Facing the world by clenching the 10 fingers to form two fists
(Note) Last Friday night I finished giving my lecture to the MBA students at the National University of Laos via a videoconference system provided by JICA. The main topic was "ASEAN Economic Integration."
"The 10 fingers" here refer to the 10 ASEAN countries. The "fist" signifies the strengthened integration, solidarity and bond of the ASEAN countries. "Facing the world," does not mean to start a war, but to secure global competitiveness (although the ASEAN membership of Vietnam and the Philippines may have one reason China refrained from military intervention in the recent clash in the South China Sea or East Sea to Vietnam).
"To turn against Vietnam is tantamount to turning against all of ASEAN""
But this is on the condition that ASEAN join together to form a clenched fist. If its fingers are not tightly clenched, it does not have enough power to face the world.
A fist is clenched to fight, but the fingers not joined together can perform numerous tasks. Furthermore, each finger has its own role. For example, the pinky, or little finger, is essential when griping a golf club or shinai (bamboo sword) in kendo (Japanese fencing).

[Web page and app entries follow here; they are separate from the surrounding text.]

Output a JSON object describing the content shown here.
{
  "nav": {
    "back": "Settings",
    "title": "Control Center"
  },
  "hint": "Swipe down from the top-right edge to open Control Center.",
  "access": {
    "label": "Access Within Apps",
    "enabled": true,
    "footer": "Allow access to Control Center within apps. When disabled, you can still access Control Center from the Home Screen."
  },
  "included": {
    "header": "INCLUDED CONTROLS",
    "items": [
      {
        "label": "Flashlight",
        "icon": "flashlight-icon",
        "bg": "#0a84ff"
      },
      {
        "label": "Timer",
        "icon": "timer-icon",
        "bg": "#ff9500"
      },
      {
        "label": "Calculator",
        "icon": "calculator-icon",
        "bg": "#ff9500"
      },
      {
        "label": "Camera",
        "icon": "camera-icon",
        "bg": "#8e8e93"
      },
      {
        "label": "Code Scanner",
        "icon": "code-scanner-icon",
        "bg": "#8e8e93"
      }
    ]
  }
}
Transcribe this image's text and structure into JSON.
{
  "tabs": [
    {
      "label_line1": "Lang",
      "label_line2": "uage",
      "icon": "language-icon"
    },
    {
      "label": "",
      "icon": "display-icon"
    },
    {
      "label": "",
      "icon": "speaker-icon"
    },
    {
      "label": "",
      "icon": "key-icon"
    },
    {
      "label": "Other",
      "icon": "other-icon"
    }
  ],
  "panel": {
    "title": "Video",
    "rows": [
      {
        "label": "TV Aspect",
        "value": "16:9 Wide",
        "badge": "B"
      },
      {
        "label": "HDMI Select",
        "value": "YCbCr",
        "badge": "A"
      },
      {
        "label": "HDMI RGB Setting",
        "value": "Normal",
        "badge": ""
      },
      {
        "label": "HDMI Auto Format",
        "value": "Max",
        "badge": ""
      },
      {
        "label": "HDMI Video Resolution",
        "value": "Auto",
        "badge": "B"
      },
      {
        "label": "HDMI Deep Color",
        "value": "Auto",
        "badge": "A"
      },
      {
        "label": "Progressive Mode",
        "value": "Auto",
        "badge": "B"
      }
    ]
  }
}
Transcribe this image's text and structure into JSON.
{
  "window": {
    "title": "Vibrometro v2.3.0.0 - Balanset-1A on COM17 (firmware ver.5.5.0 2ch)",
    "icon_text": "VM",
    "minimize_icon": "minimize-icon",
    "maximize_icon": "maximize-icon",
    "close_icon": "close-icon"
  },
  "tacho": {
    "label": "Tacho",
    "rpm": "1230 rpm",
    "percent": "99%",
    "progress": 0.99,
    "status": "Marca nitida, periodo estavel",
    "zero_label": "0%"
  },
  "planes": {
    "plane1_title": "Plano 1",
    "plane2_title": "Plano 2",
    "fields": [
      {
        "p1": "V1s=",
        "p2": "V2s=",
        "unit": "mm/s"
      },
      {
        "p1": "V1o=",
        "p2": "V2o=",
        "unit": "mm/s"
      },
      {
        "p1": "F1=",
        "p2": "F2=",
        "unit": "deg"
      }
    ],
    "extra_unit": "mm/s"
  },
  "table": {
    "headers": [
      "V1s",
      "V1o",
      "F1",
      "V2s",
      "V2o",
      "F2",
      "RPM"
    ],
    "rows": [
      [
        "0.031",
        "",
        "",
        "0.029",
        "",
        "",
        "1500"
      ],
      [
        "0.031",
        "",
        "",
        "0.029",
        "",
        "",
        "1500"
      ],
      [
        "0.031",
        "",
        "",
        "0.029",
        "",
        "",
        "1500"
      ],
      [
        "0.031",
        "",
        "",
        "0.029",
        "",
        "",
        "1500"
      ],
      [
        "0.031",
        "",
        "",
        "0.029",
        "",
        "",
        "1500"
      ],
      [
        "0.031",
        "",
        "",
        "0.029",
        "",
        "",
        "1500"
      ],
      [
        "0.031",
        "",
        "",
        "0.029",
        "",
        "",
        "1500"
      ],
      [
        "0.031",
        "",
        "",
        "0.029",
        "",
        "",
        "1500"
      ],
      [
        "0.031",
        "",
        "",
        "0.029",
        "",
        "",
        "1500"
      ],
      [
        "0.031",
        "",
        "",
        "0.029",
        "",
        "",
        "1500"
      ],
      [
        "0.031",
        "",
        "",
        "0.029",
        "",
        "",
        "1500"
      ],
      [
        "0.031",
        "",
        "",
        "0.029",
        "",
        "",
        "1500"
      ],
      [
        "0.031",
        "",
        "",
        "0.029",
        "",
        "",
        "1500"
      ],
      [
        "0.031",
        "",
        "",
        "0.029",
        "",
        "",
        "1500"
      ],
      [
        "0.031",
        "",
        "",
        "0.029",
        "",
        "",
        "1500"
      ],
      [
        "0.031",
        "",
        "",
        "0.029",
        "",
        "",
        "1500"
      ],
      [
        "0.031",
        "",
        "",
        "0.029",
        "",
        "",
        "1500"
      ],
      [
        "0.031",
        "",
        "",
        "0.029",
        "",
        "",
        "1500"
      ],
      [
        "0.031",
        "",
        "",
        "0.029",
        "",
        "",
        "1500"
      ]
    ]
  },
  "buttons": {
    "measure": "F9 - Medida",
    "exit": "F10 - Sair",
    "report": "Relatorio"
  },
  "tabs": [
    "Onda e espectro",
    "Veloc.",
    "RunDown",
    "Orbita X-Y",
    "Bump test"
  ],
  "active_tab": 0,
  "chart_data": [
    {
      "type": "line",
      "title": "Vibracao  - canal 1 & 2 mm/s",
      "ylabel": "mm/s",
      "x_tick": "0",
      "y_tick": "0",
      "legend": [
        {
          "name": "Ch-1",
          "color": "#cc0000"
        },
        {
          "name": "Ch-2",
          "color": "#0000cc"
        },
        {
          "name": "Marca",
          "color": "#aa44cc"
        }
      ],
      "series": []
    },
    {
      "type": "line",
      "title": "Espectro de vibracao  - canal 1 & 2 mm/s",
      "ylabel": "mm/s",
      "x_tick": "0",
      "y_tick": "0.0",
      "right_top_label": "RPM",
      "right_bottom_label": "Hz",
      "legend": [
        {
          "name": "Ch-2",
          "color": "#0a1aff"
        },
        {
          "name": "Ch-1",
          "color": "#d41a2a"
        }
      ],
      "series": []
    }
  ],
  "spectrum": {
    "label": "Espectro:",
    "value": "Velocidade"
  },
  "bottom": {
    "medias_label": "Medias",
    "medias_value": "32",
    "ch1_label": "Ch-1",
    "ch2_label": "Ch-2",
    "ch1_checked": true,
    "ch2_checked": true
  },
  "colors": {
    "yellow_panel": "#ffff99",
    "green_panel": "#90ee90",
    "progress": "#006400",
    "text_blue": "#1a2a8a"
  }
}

In some instances, the fingers supplement each other to perform delicate tasks. In other situations, the fingers form a fist to overcome difficulties and predicaments. This flexibility, I think, is the appeal of ASEAN. It is a uniquely Asian aspect, unlike, for example, the EU in Europe.
This is my observation of ASEAN and the AEC (ASEAN Economic Community).
I note that about first phrase was inspired by the Japanese subtitle of a line in Spartacus: Vengeance, a new Zealand produced television series, available in DVD/Blue-ray Disc formats.